Below is a listing with pictures in it. Copy it exactly without them.
========================================
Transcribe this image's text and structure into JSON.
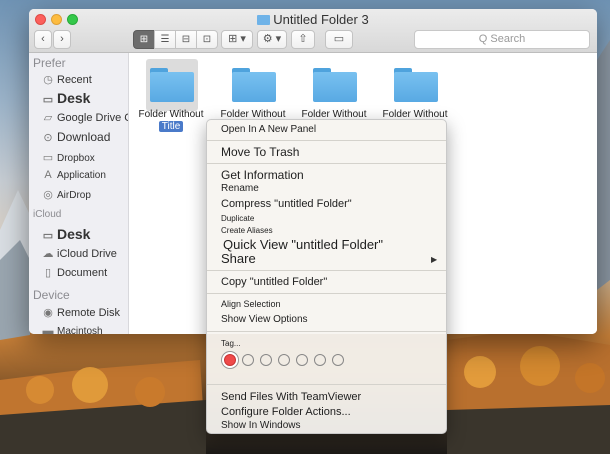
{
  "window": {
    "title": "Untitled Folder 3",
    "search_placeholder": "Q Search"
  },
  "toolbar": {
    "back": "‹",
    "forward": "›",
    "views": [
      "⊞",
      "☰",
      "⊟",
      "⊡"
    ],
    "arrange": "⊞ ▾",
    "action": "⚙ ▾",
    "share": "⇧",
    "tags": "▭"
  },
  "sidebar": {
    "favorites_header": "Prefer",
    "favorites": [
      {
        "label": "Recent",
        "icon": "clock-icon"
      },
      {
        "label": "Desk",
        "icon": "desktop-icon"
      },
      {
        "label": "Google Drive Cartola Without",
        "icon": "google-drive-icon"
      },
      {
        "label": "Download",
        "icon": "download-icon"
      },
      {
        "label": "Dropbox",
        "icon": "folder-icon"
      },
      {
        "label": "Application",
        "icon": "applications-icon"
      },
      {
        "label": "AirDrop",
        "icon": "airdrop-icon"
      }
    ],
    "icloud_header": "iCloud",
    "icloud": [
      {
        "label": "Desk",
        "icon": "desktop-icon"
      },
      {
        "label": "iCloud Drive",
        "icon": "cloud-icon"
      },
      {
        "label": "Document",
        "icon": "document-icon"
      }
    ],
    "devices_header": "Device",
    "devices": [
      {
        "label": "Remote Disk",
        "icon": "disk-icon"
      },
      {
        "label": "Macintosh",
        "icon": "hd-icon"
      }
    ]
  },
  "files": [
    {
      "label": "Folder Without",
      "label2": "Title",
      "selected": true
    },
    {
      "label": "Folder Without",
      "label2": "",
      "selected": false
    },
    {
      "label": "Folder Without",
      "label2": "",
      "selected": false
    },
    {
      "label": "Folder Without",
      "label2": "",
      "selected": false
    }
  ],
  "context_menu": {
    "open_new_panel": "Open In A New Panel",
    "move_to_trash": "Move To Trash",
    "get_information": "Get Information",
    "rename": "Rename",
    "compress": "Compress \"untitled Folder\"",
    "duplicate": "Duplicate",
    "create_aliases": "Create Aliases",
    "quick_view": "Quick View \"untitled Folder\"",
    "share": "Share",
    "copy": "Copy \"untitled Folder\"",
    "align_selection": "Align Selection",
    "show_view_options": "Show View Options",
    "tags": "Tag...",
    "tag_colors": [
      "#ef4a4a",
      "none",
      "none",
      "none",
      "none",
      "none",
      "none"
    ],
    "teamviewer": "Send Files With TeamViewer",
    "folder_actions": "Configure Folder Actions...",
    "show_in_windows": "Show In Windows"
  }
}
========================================
> **RESPONSE AREA**:
Transcribe this image's text and structure into JSON.
{
  "window": {
    "title": "Untitled Folder 3",
    "search_placeholder": "Q Search"
  },
  "toolbar": {
    "back": "‹",
    "forward": "›",
    "views": [
      "⊞",
      "☰",
      "⊟",
      "⊡"
    ],
    "arrange": "⊞ ▾",
    "action": "⚙ ▾",
    "share": "⇧",
    "tags": "▭"
  },
  "sidebar": {
    "favorites_header": "Prefer",
    "favorites": [
      {
        "label": "Recent",
        "icon": "clock-icon"
      },
      {
        "label": "Desk",
        "icon": "desktop-icon"
      },
      {
        "label": "Google Drive Cartola Without",
        "icon": "google-drive-icon"
      },
      {
        "label": "Download",
        "icon": "download-icon"
      },
      {
        "label": "Dropbox",
        "icon": "folder-icon"
      },
      {
        "label": "Application",
        "icon": "applications-icon"
      },
      {
        "label": "AirDrop",
        "icon": "airdrop-icon"
      }
    ],
    "icloud_header": "iCloud",
    "icloud": [
      {
        "label": "Desk",
        "icon": "desktop-icon"
      },
      {
        "label": "iCloud Drive",
        "icon": "cloud-icon"
      },
      {
        "label": "Document",
        "icon": "document-icon"
      }
    ],
    "devices_header": "Device",
    "devices": [
      {
        "label": "Remote Disk",
        "icon": "disk-icon"
      },
      {
        "label": "Macintosh",
        "icon": "hd-icon"
      }
    ]
  },
  "files": [
    {
      "label": "Folder Without",
      "label2": "Title",
      "selected": true
    },
    {
      "label": "Folder Without",
      "label2": "",
      "selected": false
    },
    {
      "label": "Folder Without",
      "label2": "",
      "selected": false
    },
    {
      "label": "Folder Without",
      "label2": "",
      "selected": false
    }
  ],
  "context_menu": {
    "open_new_panel": "Open In A New Panel",
    "move_to_trash": "Move To Trash",
    "get_information": "Get Information",
    "rename": "Rename",
    "compress": "Compress \"untitled Folder\"",
    "duplicate": "Duplicate",
    "create_aliases": "Create Aliases",
    "quick_view": "Quick View \"untitled Folder\"",
    "share": "Share",
    "copy": "Copy \"untitled Folder\"",
    "align_selection": "Align Selection",
    "show_view_options": "Show View Options",
    "tags": "Tag...",
    "tag_colors": [
      "#ef4a4a",
      "none",
      "none",
      "none",
      "none",
      "none",
      "none"
    ],
    "teamviewer": "Send Files With TeamViewer",
    "folder_actions": "Configure Folder Actions...",
    "show_in_windows": "Show In Windows"
  }
}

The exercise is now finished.